AutoPEWS: Automating Pediatric Early Warning Score Calculation Improves Accuracy Without Sacrificing Predictive Ability

Pediatr Qual Saf. 2020 Mar 25;5(2):e274. doi: 10.1097/pq9.0000000000000274. eCollection 2020 Mar-Apr.


Introduction: Pediatric early warning scores (PEWS) identify hospitalized children at risk for deterioration. Manual calculation is prone to human error. Electronic health records (EHRs) enable automated calculation, removing human error. This study's objective was to compare the accuracy of automated EHR-based PEWS calculation (AutoPEWS) to manual calculation and evaluate the non-inferiority of AutoPEWS in predicting deterioration.

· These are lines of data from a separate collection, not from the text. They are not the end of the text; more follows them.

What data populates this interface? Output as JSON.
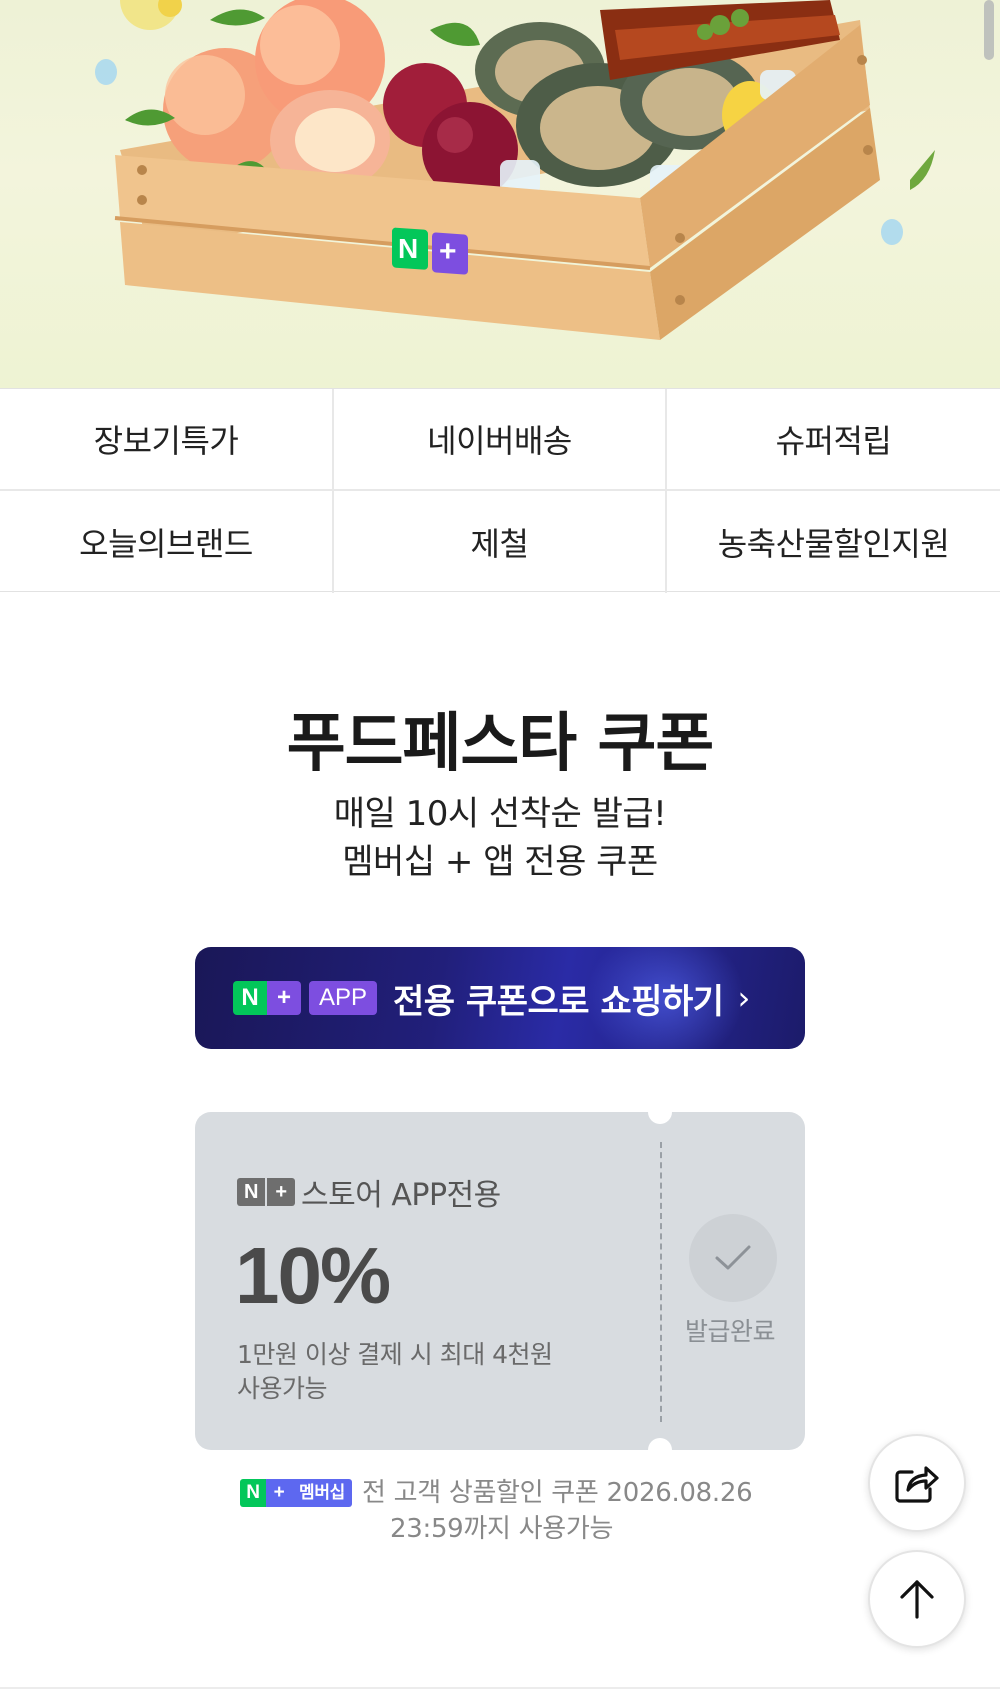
{
  "hero": {
    "box_logo_n": "N",
    "box_logo_plus": "+"
  },
  "categories": [
    {
      "label": "장보기특가"
    },
    {
      "label": "네이버배송"
    },
    {
      "label": "슈퍼적립"
    },
    {
      "label": "오늘의브랜드"
    },
    {
      "label": "제철"
    },
    {
      "label": "농축산물할인지원"
    }
  ],
  "festa": {
    "title": "푸드페스타 쿠폰",
    "subtitle_line1": "매일 10시 선착순 발급!",
    "subtitle_line2": "멤버십 + 앱 전용 쿠폰"
  },
  "app_banner": {
    "logo_n": "N",
    "logo_plus": "+",
    "app_tag": "APP",
    "label": "전용 쿠폰으로 쇼핑하기",
    "chevron": "›"
  },
  "coupon": {
    "logo_n": "N",
    "logo_plus": "+",
    "store_label": "스토어 APP전용",
    "discount": "10%",
    "condition_line1": "1만원 이상 결제 시 최대 4천원",
    "condition_line2": "사용가능",
    "status": "발급완료"
  },
  "membership_note": {
    "badge_n": "N",
    "badge_plus": "+",
    "badge_label": "멤버십",
    "line1": "전 고객 상품할인 쿠폰 2026.08.26",
    "line2": "23:59까지 사용가능"
  },
  "icons": {
    "share": "share-icon",
    "scroll_top": "arrow-up-icon",
    "check": "check-icon"
  },
  "colors": {
    "naver_green": "#03c75a",
    "plus_purple": "#7d4ee0",
    "banner_navy": "#1a1757",
    "coupon_gray": "#d8dce0"
  }
}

Methods: We performed a retrospective cohort study inclusive of non-intensive care unit inpatients at a freestanding children's hospital over 4.5 months in Fall 2018. AutoPEWS mapped the historical manual PEWS scoring rubric to frequently used EHR documentation. We determined accuracy by comparing the expected respiratory subset score based on the current respiratory rate to the actual respiratory score of AutoPEWS and the manual PEWS. The agreement was determined using kappa statistics. We used predicted probabilities from a generalized linear mixed model to calculate areas under the curve for each combination of scores (AutoPEWS, manual) and deterioration outcome (rapid response team activation, unplanned intensive care unit transfer, critical deterioration event). We compared the adjusted difference in areas under the curves between the scores. Non-inferiority was defined as a difference of <0.05.

Results: There were 23,514 total PEWS representative of 5,384 patients. AutoPEWS respiratory scores were 99.97% accurate, while the manual PEWS respiratory scores were 86% accurate. AutoPEWS were higher overall than the manual PEWS (mean 0.65 versus 0.34). They showed a fair-to-good agreement (weighted kappa 0.42). Non-inferiority of AutoPEWS compared with the manual PEWS was demonstrated for all deterioration outcomes.

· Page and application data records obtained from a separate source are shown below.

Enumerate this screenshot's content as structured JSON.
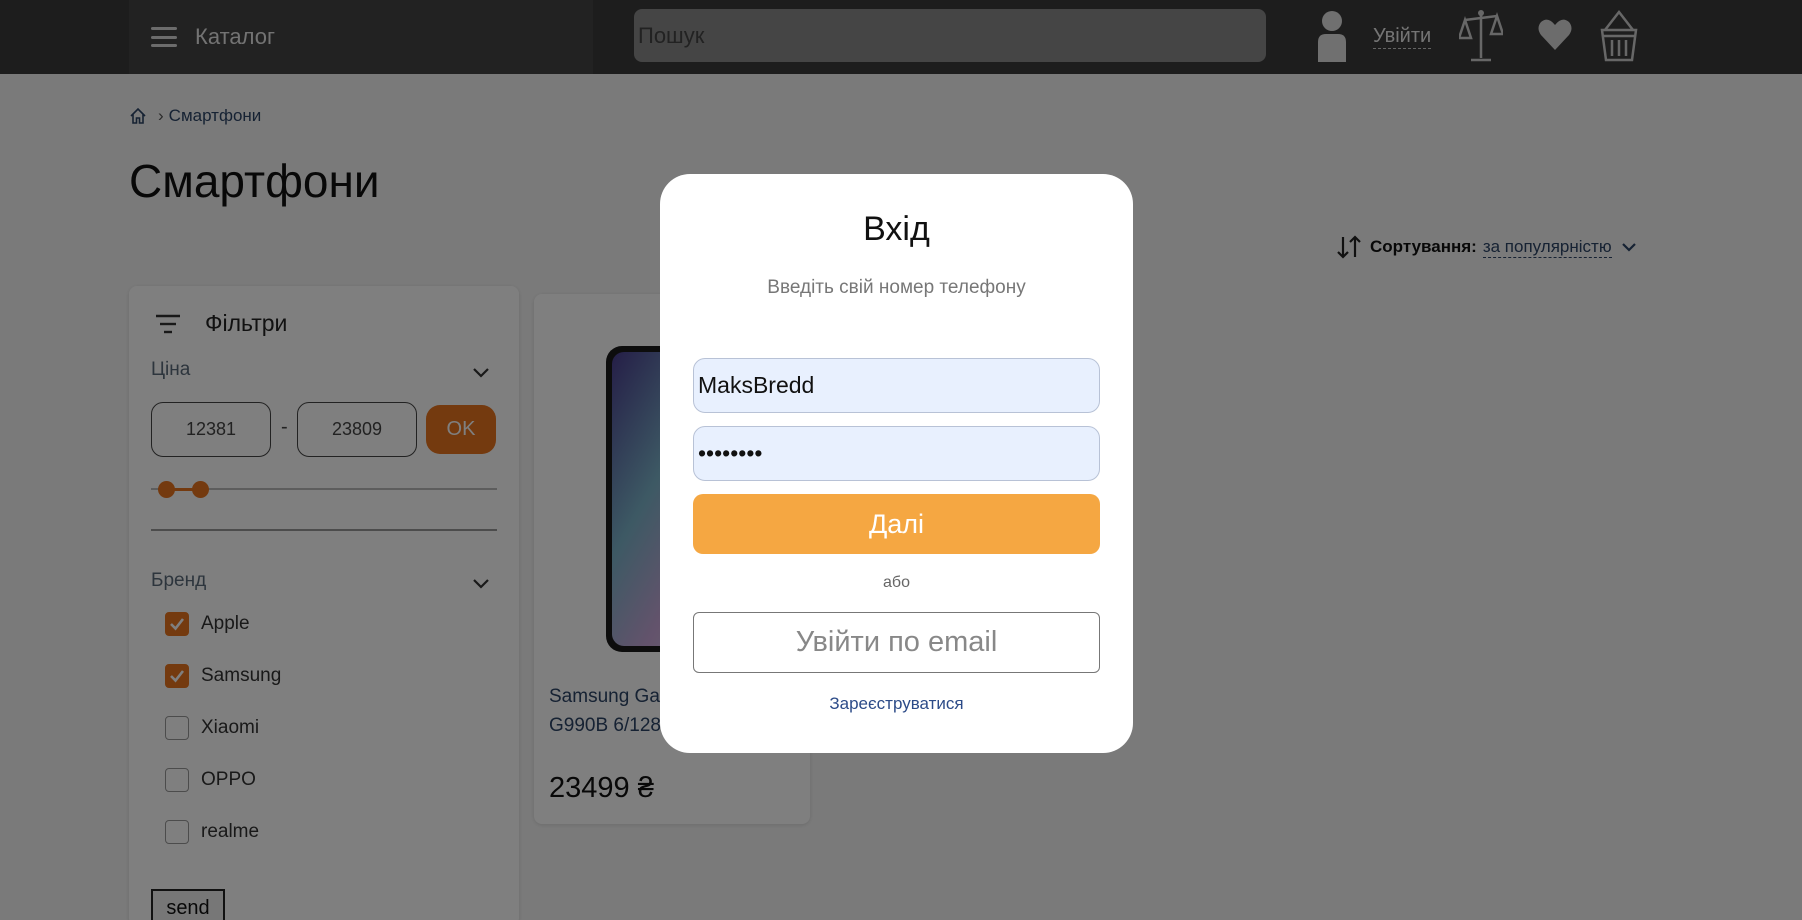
{
  "header": {
    "catalog_label": "Каталог",
    "search_placeholder": "Пошук",
    "login_label": "Увійти"
  },
  "breadcrumb": {
    "items": [
      "Смартфони"
    ]
  },
  "page": {
    "title": "Смартфони"
  },
  "sort": {
    "label": "Сортування:",
    "value": "за популярністю"
  },
  "filters": {
    "title": "Фільтри",
    "price": {
      "title": "Ціна",
      "min": "12381",
      "max": "23809",
      "separator": "-",
      "ok_label": "OK"
    },
    "brand": {
      "title": "Бренд",
      "items": [
        {
          "label": "Apple",
          "checked": true
        },
        {
          "label": "Samsung",
          "checked": true
        },
        {
          "label": "Xiaomi",
          "checked": false
        },
        {
          "label": "OPPO",
          "checked": false
        },
        {
          "label": "realme",
          "checked": false
        }
      ]
    },
    "send_label": "send"
  },
  "product": {
    "name": "Samsung Galaxy S21 FE G990B 6/128GB",
    "price": "23499 ₴"
  },
  "modal": {
    "title": "Вхід",
    "subtitle": "Введіть свій номер телефону",
    "login_value": "MaksBredd",
    "password_value": "bredd123",
    "next_label": "Далі",
    "or_label": "або",
    "email_label": "Увійти по email",
    "register_label": "Зареєструватися"
  },
  "colors": {
    "accent": "#e8741e",
    "next_button": "#f5a742",
    "header_bg": "#3a3a3a",
    "link": "#2c4466"
  }
}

Conclusions: Automation of PEWS calculation improved accuracy without sacrificing predictive ability.